The center provides information to callers and in writing about how to thoughtfully respond to wolf sightings. Incidents in which wolves act aggressively are referred to Minnesota Department of Natural Resources conservation officers.

MAN-EATING SUPER WOLVES offers no authentic help to people who might be concerned about wolves nearby. And, if anything, the program raised the hackles of wolf allies. Hundreds of angry comments to Animal Planet range from “At one time I used to love the animal planet channel!! NO LONGER,” to “I I DEMAND.. that you pull the sensationalist, lying piece about wolves off the air.” And from the other corner comes, “Just wait till u have a pack hunting u…See how u feel.”

The program concludes, “Creatures of myth and legend, they’re apex predators, an essential part of nature for millions of years. But the world has changed. And as human population expands we could become abundant prey for man-eating super wolves.” I am inclined to say that if television airs more of these hyperbolic rants about wolves and other animals, it should name them more accurately, something like FACT-BENDING SUPER-SILLY SCARE TACTICS on ANIMAL PLANET.



3 comments on this item Please log in to comment by clicking here

  • bonfire

    The magazine articles sound very interesting.
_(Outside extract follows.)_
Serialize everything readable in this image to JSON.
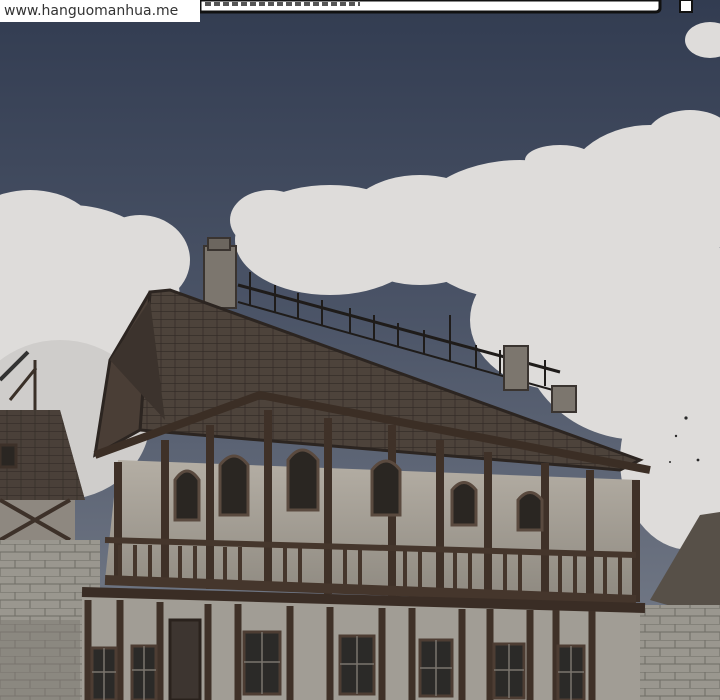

    Thanks for the Animal Planet Wolf show review. I won't bother to watch it not that I watch much of AP or History Channel, TLC and National Geographic. Once upon a time, those channels used to focus on real education and information. Now they are predominately fact-bending, super-silly sensationalism. When I do sit down to watch cable tv, I can flip through all the channels and most of the time not find anything to watch that's not infotainment.

    PBS still produces some good work. Sometime last winter we watched a Nature program , Meet The Coywolf which was fascinating. If it can be found online, it's worth watching.

    Thursday, May 29, 2014 Report this

  • bonfire

    I just read that Animal Planet decided not to air further episodes this week.

    Thursday, May 29, 2014 Report this

  • The FOX News Network, FOX Business Network and FOX Sports provides the most accurate and factual reporting available in this day and age. Fair and balanced. They report, you decide.

    Thursday, May 29, 2014 Report this